Utilizing the power of flowing water, Blue Freedom produces portable energy to charge all your electric devices. …


“It’s a fact of life in Nepal that having access to power lines does not mean that you always have power. What’s more, about 24 percent of the population still has no access to electricity at all, whether on-grid or off-grid…Creating new sources of electricity is part of the solution, and distributing it throughout the country will require infrastructure and reform.” Learn More: http://go.usa.gov/3YDed

Anonymous geologist blows whistle on China's decision to build 130 dams in earthquake hazard zones

Threatens millions of lives. Possible government corruption. China has 87,000 dams and reservoirs, many used for hydropower and thousands already on fault zone. Dam breaks from earthquakes exacerbate environmental destruction.

“More than 130 large dams built, under construction, or proposed in western China’s seismic hazard zones could trigger disastrous environmental consequences such as earthquakes and giant waves, finds a new report from the Canadian watchdog group Probe International.

The report shows that 98.6 percent of the dams being constructed in western China are located in high to moderate seismic hazard zones.

The location of large dams near clusters of recorded earthquakes with magnitudes greater than 4.9, and especially when the earthquake focal points are also close to the surface, "is cause for grave concern,” said the report’s author geologist “John Jackson.”

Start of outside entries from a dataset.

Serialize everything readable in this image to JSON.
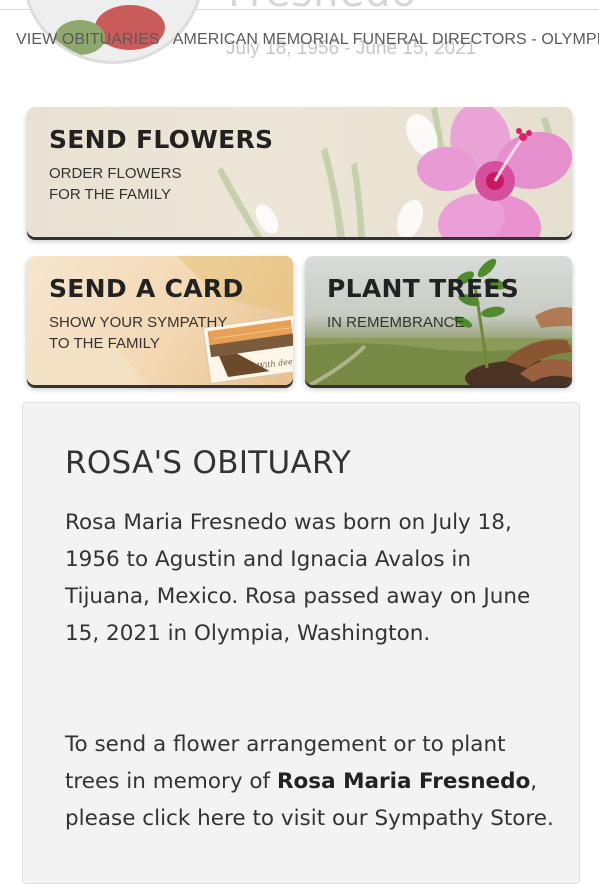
{
  "header": {
    "name_fragment": "Fresnedo",
    "dates": "July 18, 1956 - June 15, 2021",
    "breadcrumbs": [
      "VIEW OBITUARIES",
      "AMERICAN MEMORIAL FUNERAL DIRECTORS - OLYMPIA"
    ]
  },
  "banners": {
    "flowers": {
      "title": "SEND FLOWERS",
      "line1": "ORDER FLOWERS",
      "line2": "FOR THE FAMILY"
    },
    "card": {
      "title": "SEND A CARD",
      "line1": "SHOW YOUR SYMPATHY",
      "line2": "TO THE FAMILY",
      "card_script": "With deepest Sympathy"
    },
    "trees": {
      "title": "PLANT TREES",
      "line1": "IN REMEMBRANCE"
    }
  },
  "obituary": {
    "heading": "ROSA'S OBITUARY",
    "paragraph1": "Rosa Maria Fresnedo was born on July 18, 1956 to Agustin and Ignacia Avalos in Tijuana, Mexico. Rosa passed away on June 15, 2021 in Olympia, Washington.",
    "p2_before": "To send a flower arrangement or to plant trees in memory of ",
    "p2_name": "Rosa Maria Fresnedo",
    "p2_after": ", please click here to visit our Sympathy Store."
  },
  "colors": {
    "hibiscus_pink": "#e889c9",
    "hibiscus_center": "#d8206a",
    "leaf_green": "#8fb76b",
    "text_dark": "#333333"
  },
  "icons": [
    "hibiscus-flower-image",
    "sympathy-card-image",
    "seedling-hands-image"
  ]
}
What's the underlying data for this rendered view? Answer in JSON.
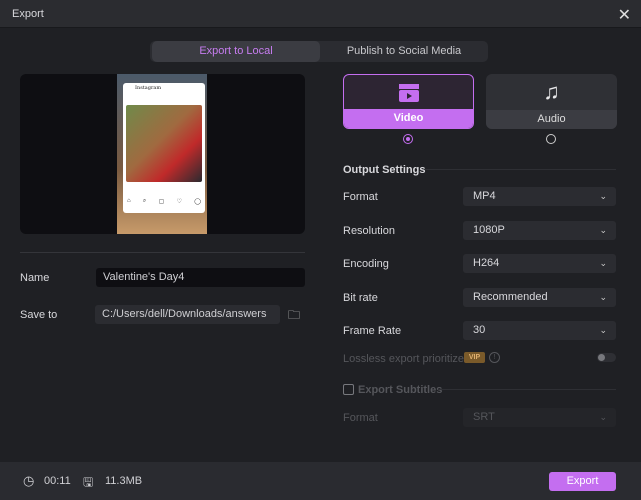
{
  "window": {
    "title": "Export",
    "close_icon": "close-icon"
  },
  "tabs": [
    {
      "label": "Export to Local",
      "active": true
    },
    {
      "label": "Publish to Social Media",
      "active": false
    }
  ],
  "preview": {
    "app_label": "Instagram"
  },
  "name": {
    "label": "Name",
    "value": "Valentine's Day4"
  },
  "save_to": {
    "label": "Save to",
    "value": "C:/Users/dell/Downloads/answers",
    "icon": "folder-icon"
  },
  "modes": [
    {
      "label": "Video",
      "icon": "video-clapper-icon",
      "selected": true
    },
    {
      "label": "Audio",
      "icon": "music-note-icon",
      "selected": false
    }
  ],
  "output_settings": {
    "title": "Output Settings",
    "rows": [
      {
        "label": "Format",
        "value": "MP4"
      },
      {
        "label": "Resolution",
        "value": "1080P"
      },
      {
        "label": "Encoding",
        "value": "H264"
      },
      {
        "label": "Bit rate",
        "value": "Recommended"
      },
      {
        "label": "Frame Rate",
        "value": "30"
      }
    ],
    "lossless": {
      "label": "Lossless export prioritized",
      "badge": "VIP",
      "enabled": false
    }
  },
  "subtitles": {
    "label": "Export Subtitles",
    "checked": false,
    "format_label": "Format",
    "format_value": "SRT"
  },
  "footer": {
    "duration": "00:11",
    "size": "11.3MB",
    "export_label": "Export"
  },
  "colors": {
    "accent": "#c46ef0",
    "background": "#1f2024"
  }
}
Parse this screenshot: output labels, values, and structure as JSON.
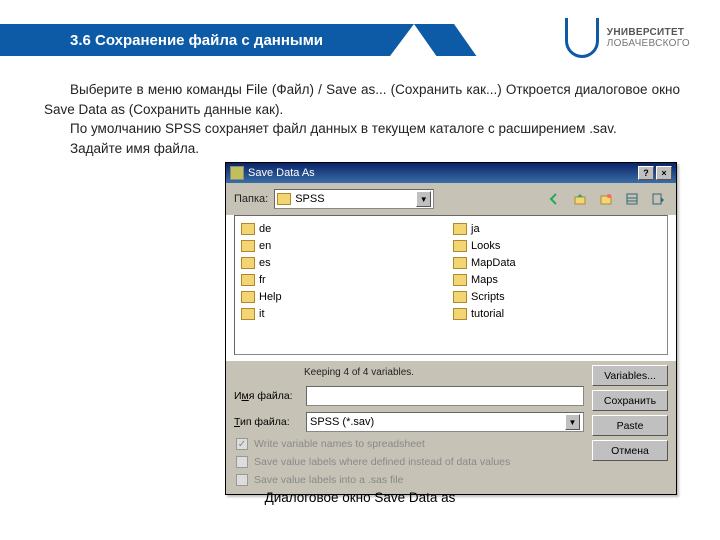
{
  "header": {
    "title": "3.6 Сохранение файла с данными"
  },
  "logo": {
    "line1": "УНИВЕРСИТЕТ",
    "line2": "ЛОБАЧЕВСКОГО"
  },
  "body": {
    "p1": "Выберите в меню команды File (Файл) / Save as... (Сохранить как...) Откроется диалоговое окно Save Data as (Сохранить данные как).",
    "p2": "По умолчанию SPSS сохраняет файл данных в текущем каталоге с расширением .sav.",
    "p3": "Задайте имя файла."
  },
  "dialog": {
    "title": "Save Data As",
    "folder_label": "Папка:",
    "folder_value": "SPSS",
    "toolbar_back": "←",
    "folders_left": [
      "de",
      "en",
      "es",
      "fr",
      "Help",
      "it"
    ],
    "folders_right": [
      "ja",
      "Looks",
      "MapData",
      "Maps",
      "Scripts",
      "tutorial"
    ],
    "keeping": "Keeping 4 of 4 variables.",
    "filename_label_pre": "И",
    "filename_label_u": "м",
    "filename_label_post": "я файла:",
    "filetype_label_pre": "",
    "filetype_label_u": "Т",
    "filetype_label_post": "ип файла:",
    "filetype_value": "SPSS (*.sav)",
    "chk1": "Write variable names to spreadsheet",
    "chk2": "Save value labels where defined instead of data values",
    "chk3": "Save value labels into a .sas file",
    "btn_variables": "Variables...",
    "btn_save": "Сохранить",
    "btn_paste": "Paste",
    "btn_cancel": "Отмена"
  },
  "caption": "Диалоговое окно Save Data as"
}
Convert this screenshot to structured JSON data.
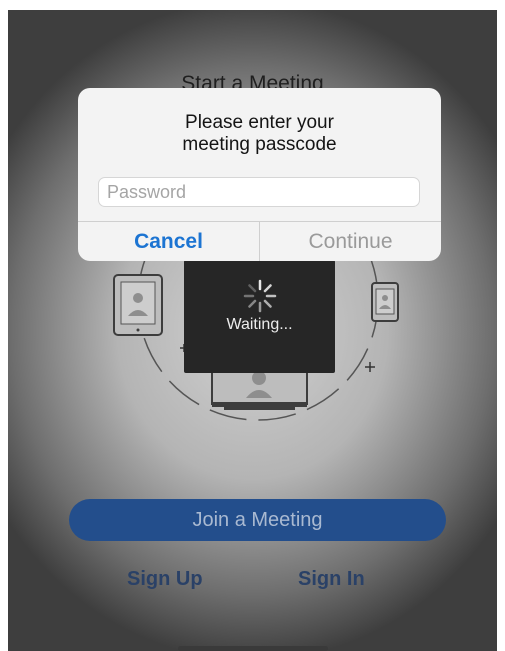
{
  "background": {
    "title": "Start a Meeting",
    "join_button": "Join a Meeting",
    "sign_up": "Sign Up",
    "sign_in": "Sign In"
  },
  "dialog": {
    "title_line1": "Please enter your",
    "title_line2": "meeting passcode",
    "input_placeholder": "Password",
    "input_value": "",
    "cancel_label": "Cancel",
    "continue_label": "Continue"
  },
  "loading": {
    "text": "Waiting..."
  },
  "colors": {
    "accent": "#1c74d2",
    "join_button": "#234e8c",
    "links": "#2a4167"
  },
  "icons": [
    "tablet-icon",
    "phone-icon",
    "laptop-icon",
    "camera-icon",
    "user-icon",
    "spinner-icon",
    "plus-icon"
  ]
}
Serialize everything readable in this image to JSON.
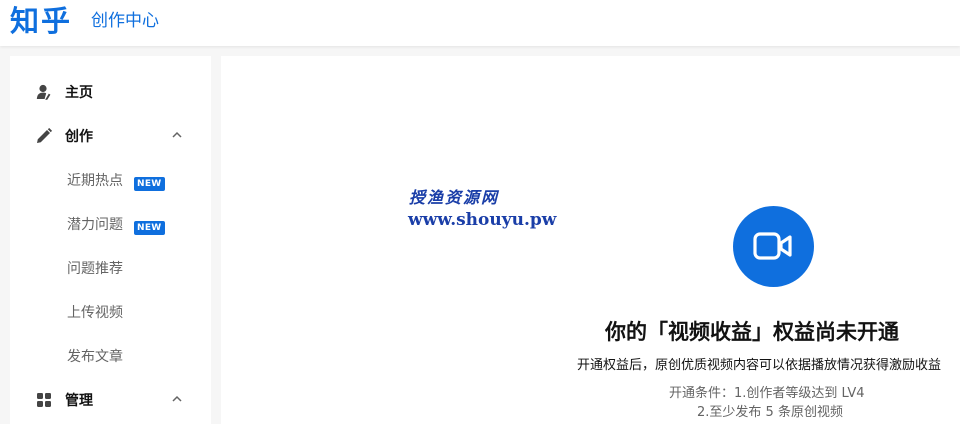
{
  "header": {
    "logo": "知乎",
    "subtitle": "创作中心"
  },
  "sidebar": {
    "items": [
      {
        "label": "主页",
        "icon": "user-icon"
      },
      {
        "label": "创作",
        "icon": "pencil-icon",
        "expanded": true
      },
      {
        "label": "管理",
        "icon": "grid-icon",
        "expanded": true
      }
    ],
    "sub_items": [
      {
        "label": "近期热点",
        "badge": "NEW"
      },
      {
        "label": "潜力问题",
        "badge": "NEW"
      },
      {
        "label": "问题推荐"
      },
      {
        "label": "上传视频"
      },
      {
        "label": "发布文章"
      }
    ]
  },
  "watermark": {
    "cn": "授渔资源网",
    "url": "www.shouyu.pw"
  },
  "main": {
    "icon": "video-camera-icon",
    "headline": "你的「视频收益」权益尚未开通",
    "description": "开通权益后，原创优质视频内容可以依据播放情况获得激励收益",
    "condition_line1": "开通条件：1.创作者等级达到 LV4",
    "condition_line2": "2.至少发布 5 条原创视频"
  },
  "colors": {
    "brand": "#0f6fde",
    "watermark": "#1a3ea8",
    "text_primary": "#121212",
    "text_secondary": "#646464"
  }
}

John Jackson is a pseudonym for a geologist with detailed knowledge of western China who wishes to remain anonymous to protect his sources.

In a worst-case scenario, Jackson reports, dams could collapse, creating a giant wave that would inundate everything in its path, including downstream dams, causing great loss of life and property.

Should a dam suffer catastrophic collapse, says Probe International Executive Director Patricia Adams, Chinese citizens could direct their anger to the hydropower industry for threatening their lives with dangerous dams.

To pierce the Chinese government’s secrecy over its dam building, the Probe report overlays a Chinese map of dam locations with U.S. Geological Survey earthquake data and a United Nations’ seismic hazard map.“

More at Environmental News

The Next Generation of Renewable Energy May Be Created Under Water - Environment - GOOD

But renewable energy includes another force of nature: water. Hydropower projects—in other words, dams—account for the majority of the country’s renewable energy generation, but because they’re old and unexciting, they’re squeezed out of accounts of renewable energy’s triumphant climb. Tidal power, though, fits right in with wind and solar: A new Department of Energy report calls it “one of the fastest-growing emerging technologies in the renewable sector,” which means that, like solar, it’s small, but appears to have nearly boundless potential. Together, conventional hydropower, tidal and wave power, and other water-powered resources could provide 15 percent of America’s electricity by 2030, the Department of Energy projects.

Tidal power is just beginning to emerge as a commercially viable source of power. Last week, a federal energy regulation agency granted the first-ever commercial license for a tidal power project, which will have a maximum of 30 turbines working under the surface of New York City’s East River. The agency has also issued 100 preliminary permits to projects in earlier stages.